One Step Closer to Equality

LD 1020 (the marriage equality bill) has passed the Maine Senate 21 to 14 after some debate on amendments. On to the House!

…Of course the looming threat of the “People’s Veto” will surely surface in November.

LD 1020 – Maine gay marriage debates y’all

While cooking breakfast this morning I heard a brief snippet about a gay marriage vote today here in Maine. After scouring the internets, I could find no mention of this vote. All the news outlets and the Maine government site were surprisingly silent. Hopefully by the time you read this something will be up to prove I’m not going crazy. UPDATE: I did mishear. They were talking about the vote yesterday in favor of moving the bill to the legislature.

LD 1020, if passed, will legally recognize any marriage between two adults, gender specific terms being removed. It also reaffirms that this will not infringe in any way on religious teachings, meaning no church can be penalized for choosing who they will or will not marry.

Last week citizens on each side of the issue met in Augusta to voice their opinions on gay marriage. The Portland Phoenix offers a “play-by-play” of the event. My wife discouraged me from reading the thing as yelling at a weekly paper is less than productive. The article was quite good, a reminder of why twitting news just doesn’t always cut it. The piece echoes something a woman who attended the meeting told me; all of the arguments of those opposed were either biblical, junk science, wives’ tales, and easily refuted.

Highlights:
One woman read a poem entitled “The Manly Man” as her argument. The poem was of dubious quality, which of course is my opinion. “The world delights in the manly man, and the weak and evil flee/When the manly man goes forth to hold his own on land or sea.” The article says the author is unknown, but I found the full poem by “jollynoblefrog” at this site.

Reverend Steve Young stated, “Gay people get sick more often than straight people. If we do this, your Anthem bills will go up.” That may be true, or horribly false, but then what does that have to do with marriage? By the logic Rev. Young uses, homosexuals get sick more often just because they are gay. Their mere existence leads to their increased illness. So marriage is not really a factor.

One man opposed gay marriage on the grounds that his wife of 10 years left him for another woman. Perhaps if she could have married a woman in the first place that wouldn’t have happened. In any case, wouldn’t you rather people be in loving marriages than unhappy mismatches?

A WWII veteran said these inspiring words: “I was asked by a woman at a polling place recently if I believed in equal rights for all people.
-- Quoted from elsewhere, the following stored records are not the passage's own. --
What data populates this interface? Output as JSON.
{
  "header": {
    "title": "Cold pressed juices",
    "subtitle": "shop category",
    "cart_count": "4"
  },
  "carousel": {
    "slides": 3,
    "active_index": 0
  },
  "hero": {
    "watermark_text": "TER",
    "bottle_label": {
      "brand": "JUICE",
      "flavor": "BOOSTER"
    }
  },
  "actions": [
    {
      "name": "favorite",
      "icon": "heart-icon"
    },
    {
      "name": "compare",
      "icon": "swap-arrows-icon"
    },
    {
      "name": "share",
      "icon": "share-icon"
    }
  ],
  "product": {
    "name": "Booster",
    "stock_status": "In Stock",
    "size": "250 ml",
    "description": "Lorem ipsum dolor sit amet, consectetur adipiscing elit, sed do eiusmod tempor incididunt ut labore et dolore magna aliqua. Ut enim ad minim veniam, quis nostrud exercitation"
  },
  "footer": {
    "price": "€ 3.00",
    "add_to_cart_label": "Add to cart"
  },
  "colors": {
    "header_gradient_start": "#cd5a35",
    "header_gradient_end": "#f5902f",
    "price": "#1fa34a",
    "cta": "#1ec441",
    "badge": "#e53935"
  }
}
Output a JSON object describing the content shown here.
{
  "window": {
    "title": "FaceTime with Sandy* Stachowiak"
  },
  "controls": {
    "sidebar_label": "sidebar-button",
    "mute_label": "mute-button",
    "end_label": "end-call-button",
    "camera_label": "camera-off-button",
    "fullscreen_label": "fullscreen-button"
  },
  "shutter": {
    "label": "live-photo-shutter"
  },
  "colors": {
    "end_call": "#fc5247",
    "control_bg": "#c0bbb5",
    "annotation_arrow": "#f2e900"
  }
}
I told her that’s what I fought for on Omaha Beach.”

Some prophetic words to end with that speak to more than just this issue: “We are Republicans and Christians,” says an LD 1020 supporter standing next to her husband at the podium. “Love thy neighbor as yourself. The young people get this, you know?”